Former House Speaker Paul Ryan (R-Wisconsin)
Former House Speaker Paul Ryan (R-Wisconsin). (Photo: CNN)

On Tuesday, former House Speaker Paul Ryan delivered a stark warning to Republicans, saying that the party is likely to lose the presidential election if Donald Trump becomes the Republican nominee. He also anticipated that staunch supporters of Trump on the far right would push for a government shutdown within a few days.

Ryan, who served as House Speaker until 2019 and had a sometimes turbulent relationship with Trump, voiced his hope that another Republican candidate would gain sufficient momentum early next year to surpass Trump in the primaries. For 20 years, Ryan represented southeastern Wisconsin in Congress, with his final four years as speaker. He remains a prominent figure within the GOP.

During an event at the University of Wisconsin, hosted by the Robert M. La Follette School of Public Affairs, Ryan emphasized that the party that introduces a new, unfamiliar candidate is more likely to win the election. Regarding a hypothetical race between Trump and President Joe Biden, Ryan believed Biden would emerge as the victor.

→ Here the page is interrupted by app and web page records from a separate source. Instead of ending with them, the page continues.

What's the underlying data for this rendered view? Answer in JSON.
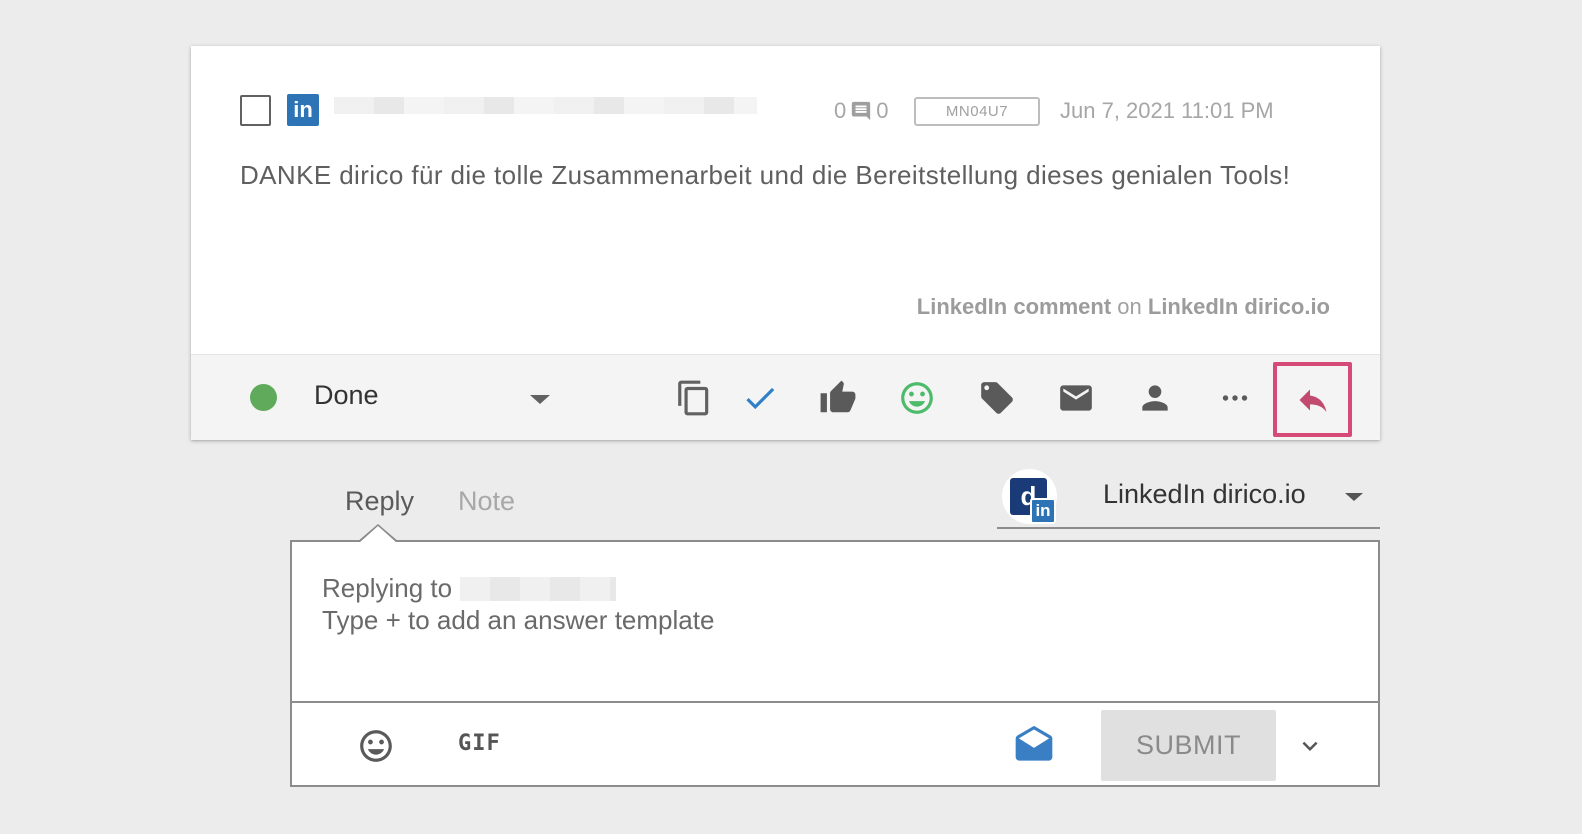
{
  "post": {
    "network_badge": "in",
    "reply_count_left": "0",
    "reply_count_right": "0",
    "id_badge": "MN04U7",
    "date": "Jun 7, 2021 11:01 PM",
    "message": "DANKE dirico für die tolle Zusammenarbeit und die Bereitstellung dieses genialen Tools!",
    "source": {
      "type": "LinkedIn comment",
      "connector": "on",
      "account": "LinkedIn dirico.io"
    }
  },
  "toolbar": {
    "status_label": "Done",
    "status_color": "#5fab5b",
    "icons": [
      "copy-icon",
      "check-icon",
      "thumbs-up-icon",
      "smiley-icon",
      "tag-icon",
      "mail-icon",
      "person-icon",
      "more-icon",
      "reply-icon"
    ],
    "reply_highlight_color": "#d64a78"
  },
  "reply_panel": {
    "tabs": [
      "Reply",
      "Note"
    ],
    "active_tab": "Reply",
    "account_name": "LinkedIn dirico.io",
    "account_logo_letter": "d",
    "account_network_badge": "in",
    "replying_to_label": "Replying to",
    "placeholder": "Type + to add an answer template",
    "gif_label": "GIF",
    "submit_label": "SUBMIT"
  }
}
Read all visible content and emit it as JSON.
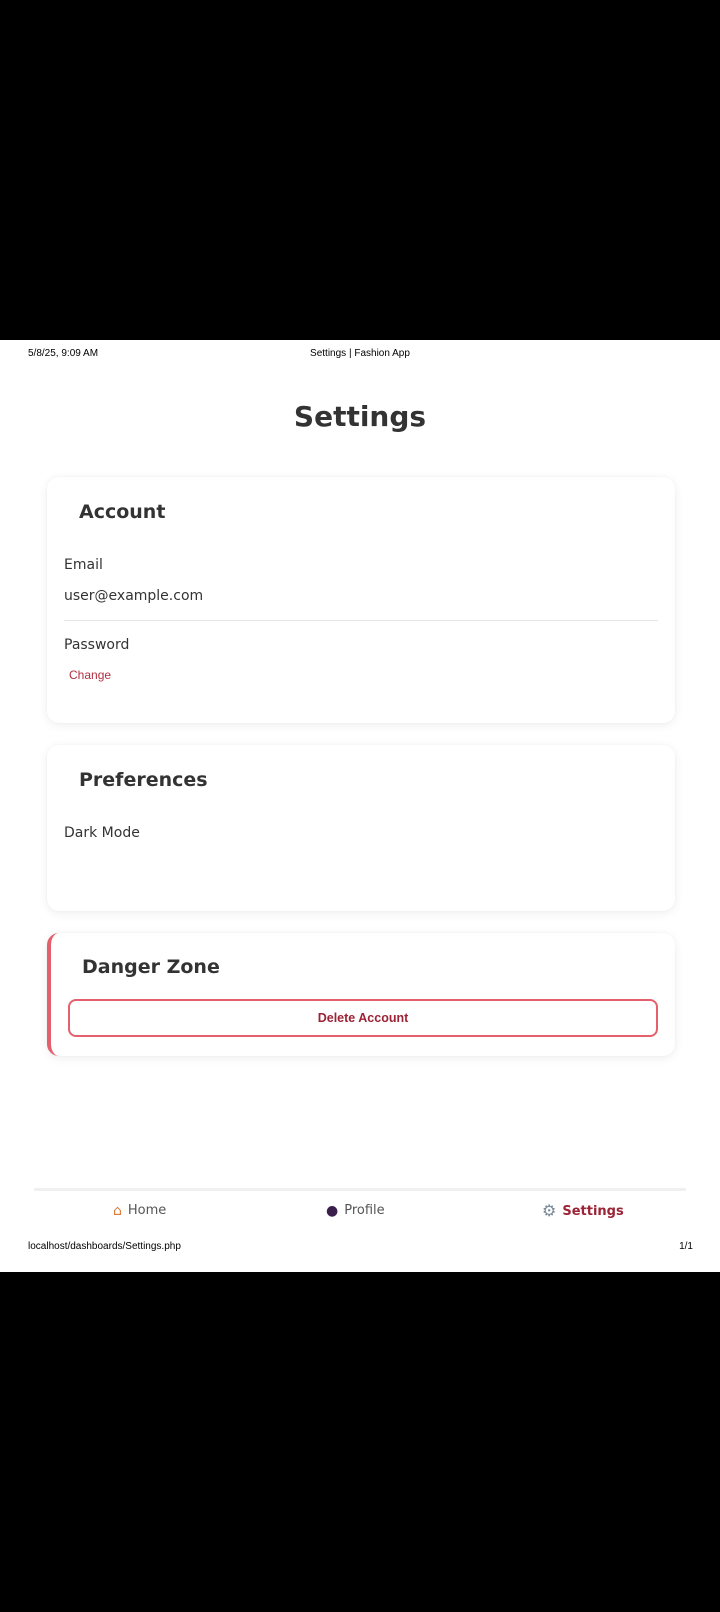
{
  "print_header": {
    "datetime": "5/8/25, 9:09 AM",
    "title": "Settings | Fashion App"
  },
  "page_title": "Settings",
  "account": {
    "title": "Account",
    "email_label": "Email",
    "email_value": "user@example.com",
    "password_label": "Password",
    "change_link": "Change"
  },
  "preferences": {
    "title": "Preferences",
    "dark_mode_label": "Dark Mode"
  },
  "danger_zone": {
    "title": "Danger Zone",
    "delete_button": "Delete Account"
  },
  "bottom_nav": {
    "items": [
      {
        "label": "Home",
        "icon": "home-icon",
        "active": false
      },
      {
        "label": "Profile",
        "icon": "profile-icon",
        "active": false
      },
      {
        "label": "Settings",
        "icon": "gear-icon",
        "active": true
      }
    ]
  },
  "print_footer": {
    "url": "localhost/dashboards/Settings.php",
    "page": "1/1"
  },
  "colors": {
    "accent": "#9b2335",
    "danger_border": "#e4606d"
  }
}
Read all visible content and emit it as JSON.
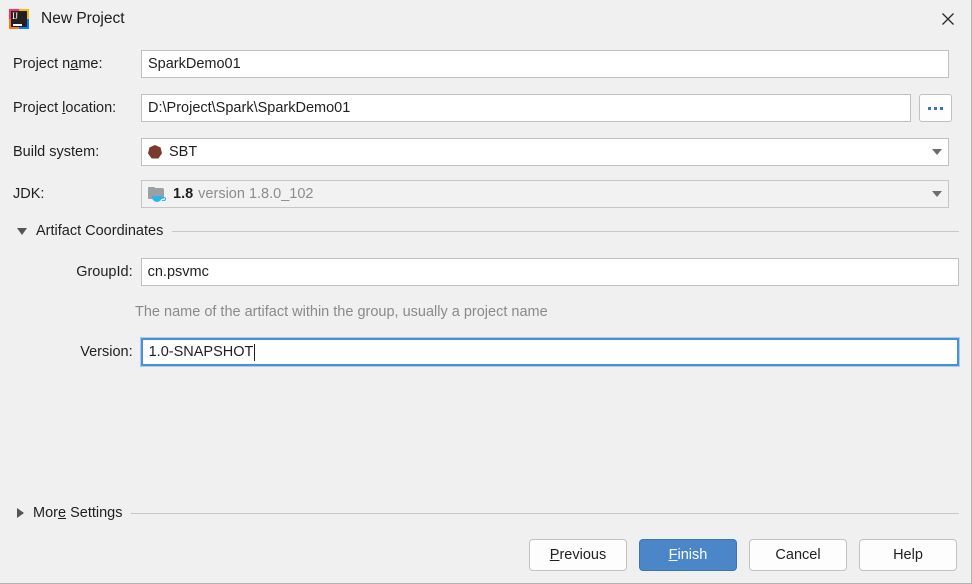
{
  "window": {
    "title": "New Project",
    "app_icon": "intellij-idea-logo",
    "close_icon": "close-icon"
  },
  "form": {
    "project_name": {
      "label_pre": "Project n",
      "label_mn": "a",
      "label_post": "me:",
      "value": "SparkDemo01"
    },
    "project_location": {
      "label_pre": "Project ",
      "label_mn": "l",
      "label_post": "ocation:",
      "value": "D:\\Project\\Spark\\SparkDemo01",
      "browse_label": "..."
    },
    "build_system": {
      "label": "Build system:",
      "value": "SBT",
      "icon": "sbt-icon"
    },
    "jdk": {
      "label": "JDK:",
      "value": "1.8",
      "version_text": "version 1.8.0_102",
      "icon": "jdk-folder-icon"
    }
  },
  "artifact_section": {
    "title": "Artifact Coordinates",
    "expanded": true,
    "group_id": {
      "label": "GroupId:",
      "value": "cn.psvmc"
    },
    "hint": "The name of the artifact within the group, usually a project name",
    "version": {
      "label": "Version:",
      "value": "1.0-SNAPSHOT",
      "focused": true
    }
  },
  "more_settings": {
    "title_pre": "Mor",
    "title_mn": "e",
    "title_post": " Settings",
    "expanded": false
  },
  "footer": {
    "previous": {
      "pre": "",
      "mn": "P",
      "post": "revious"
    },
    "finish": {
      "pre": "",
      "mn": "F",
      "post": "inish"
    },
    "cancel": {
      "label": "Cancel"
    },
    "help": {
      "label": "Help"
    }
  },
  "colors": {
    "background": "#f0f0f0",
    "primary_button": "#4a86c8",
    "focus_border": "#4a90d9",
    "sbt_brown": "#7a3b2e",
    "hint_gray": "#8a8a8a"
  }
}
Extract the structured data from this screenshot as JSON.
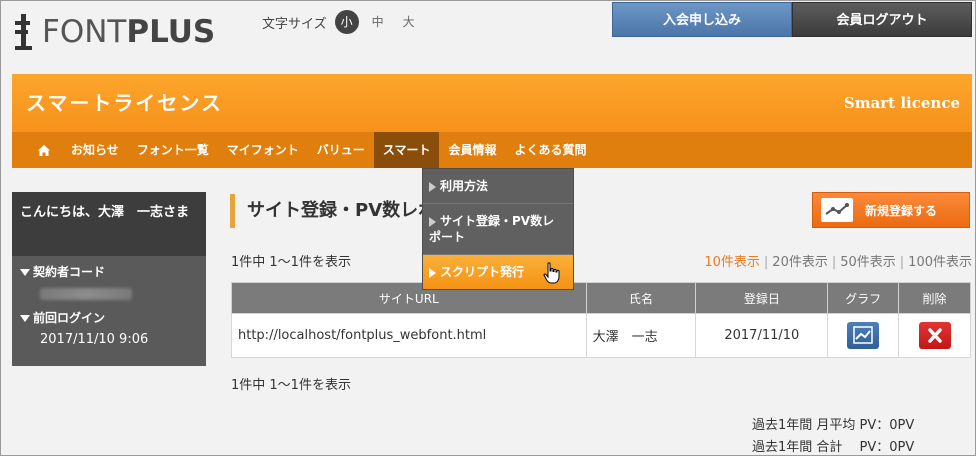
{
  "header": {
    "logo_light": "FONT",
    "logo_bold": "PLUS",
    "fontsize_label": "文字サイズ",
    "fontsize_options": [
      "小",
      "中",
      "大"
    ],
    "join_button": "入会申し込み",
    "logout_button": "会員ログアウト"
  },
  "banner": {
    "title": "スマートライセンス",
    "subtitle": "Smart licence"
  },
  "nav": {
    "items": [
      "お知らせ",
      "フォント一覧",
      "マイフォント",
      "バリュー",
      "スマート",
      "会員情報",
      "よくある質問"
    ]
  },
  "dropdown": {
    "items": [
      "利用方法",
      "サイト登録・PV数レポート",
      "スクリプト発行"
    ]
  },
  "sidebar": {
    "greeting": "こんにちは、大澤　一志さま",
    "contract_label": "契約者コード",
    "last_login_label": "前回ログイン",
    "last_login_value": "2017/11/10 9:06"
  },
  "main": {
    "title": "サイト登録・PV数レポート",
    "new_button": "新規登録する",
    "count_text": "1件中 1～1件を表示",
    "pager": [
      "10件表示",
      "20件表示",
      "50件表示",
      "100件表示"
    ],
    "table": {
      "headers": [
        "サイトURL",
        "氏名",
        "登録日",
        "グラフ",
        "削除"
      ],
      "rows": [
        {
          "url": "http://localhost/fontplus_webfont.html",
          "name": "大澤　一志",
          "date": "2017/11/10"
        }
      ]
    },
    "pv_monthly": "過去1年間 月平均 PV：0PV",
    "pv_total": "過去1年間 合計　 PV：0PV"
  },
  "colors": {
    "accent_orange": "#f7921b",
    "nav_orange": "#e07f0e",
    "blue_button": "#4b76a8",
    "delete_red": "#c01717"
  }
}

“The party that puts the first fresh face forward wins this election,” Ryan said

Ryan emphasized his belief in the importance of leaders being honest, ethical, and moral individuals who set high standards and lead by example nationwide, contrasting this with his view of Trump, who he believed did not embody these qualities and was unfit for the presidency.

“I think leaders should endeavor to be honest, ethical, moral people who try to set standards for themselves and lead by example across the country,” Ryan continued. “Donald Trump doesn’t try to do any of that. He does the opposite, frankly. So I just don’t think he’s fit for the job here.”

Ryan also pointed out that in a small number of swing states, including Wisconsin, the key to winning the election would be appealing to suburban voters. He questioned whether these suburban voters had a more favorable opinion of Donald Trump since the events of January 6th, suggesting that their previous voting patterns indicated otherwise.

“Do you think those suburban voters like Donald Trump more since Jan. 6?” Ryan asked. “I mean, good grief. They didn’t vote for him this last time, they’re not going to vote for him again.”

Furthermore, Ryan criticized Trump’s followers in Congress, accusing them of lacking interest in governing and finding solutions to avoid a government shutdown.

“There are a bunch of people who I think feel this is in their interest, so I fear that is going to happen,” Ryan said of a shutdown.

He faulted Republicans in Congress for not proposing an alternative.

“It’s nihilism, is what it is,” he said. “We look like fools. We look like we can’t govern.”

With just five days remaining before the potential government shutdown deadline on Saturday, the Senate is working to prevent a federal closure as hard-right lawmakers gain control of the House. Senators introduced a bipartisan stopgap measure to temporarily fund government operations until November 17th, allowing Congress more time to complete its work.